  • In all comfort foods, such as confectionery, biscuits, desserts and puddings, there is a lack of warmth and comfort. It feels like all brands have shied away from these connotations in a bid to become healthier; worthy or simple and modern. But where are our cosy comfort brands when we need them?The Daniels group are already working the trend with Love Tub (previously Farmhouse Fayre):

    Even Mrs Crimbles the ultimate worthy ‘free from’  brand have warmed things up by building on the home made comfort-factor, instead of their traditional ‘good for you’ values:

  • Home cooking – As the competition stiffens and the novelty wears off brands will do well to realise you need to do more than look “premium” or include an image of a celeb chef on the pack. Clever brand owners are realising that home cooking is about passion and creativity and providing nourishment/care/excitement for people you love. See for example the Loyd Grosman sauces below.
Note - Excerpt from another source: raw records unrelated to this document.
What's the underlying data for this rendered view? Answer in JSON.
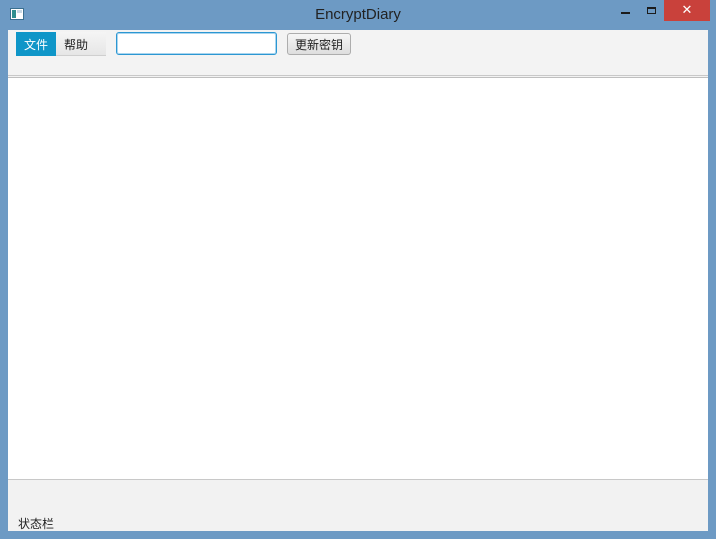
{
  "window": {
    "title": "EncryptDiary",
    "icon": "app-icon",
    "controls": {
      "minimize": "minimize-icon",
      "maximize": "maximize-icon",
      "close": "close-icon",
      "close_color": "#c9413b"
    },
    "frame_color": "#6d9ac4"
  },
  "menu": {
    "items": [
      {
        "label": "文件",
        "active": true
      },
      {
        "label": "帮助",
        "active": false
      }
    ],
    "active_color": "#0f96c8"
  },
  "toolbar": {
    "key_input": {
      "value": "",
      "placeholder": ""
    },
    "update_key_label": "更新密钥"
  },
  "editor": {
    "content": ""
  },
  "statusbar": {
    "text": "状态栏"
  }
}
What to ask to embrace this consumer trend?

What should you be asking yourselves and your consumers if you are thinking of embracing the love & comfort trend within your organisation’s NPD?

Here are a selection of questions inspired by four brands that are working this consumer trend:

Pack redesign: Loyd Grosman brand repositioning

  • Which elements of our brand values can be drawn out to communicate a warmer, more heartwarming emotional benefit? For example is it simply about the warmth and comfort that our product offers? Or is it more about the passion that our champion has for food and cooking?

    Old brand design                 New brand design

New product: One (love)

  • Our new product positioning is particularly serious and worthy – how can we make it more accessible?
  • A heart shape is a clear and quick way to communicate love and care into the brand? But is it ownable within our category?
  • What does a heart shape signify in our category? Does it stand for caring and fuzzy do-good feelings? Or is it about heart health? If it is about heart health will this confuse potential consumers?

Brand repositioning: Warburtons

  • Can a subtle adjustment to our brand achieve our aim of being seen as friendly, more accessible and down to earth and reflect the comforting nature of our products? Or do we need to drop our current equities altogether to achieve it?

Old brand design                                   New brand design

New products: Gu Puds

  • Is our brand beginning to look out of touch by looking cold and sterile in an age of austerity?
  • Can some of our new product launches embrace a friendlier, more comforting feel? Or does this feel at odds with our core brand values?
  • How can we inject some comfort appeal into our brand in a way that feels right for the brand? For example could we play up luxury and decadence in a stylish way to give a richer, deeper feel without becoming too brassy or twee?

Gu core                                        Gu after dark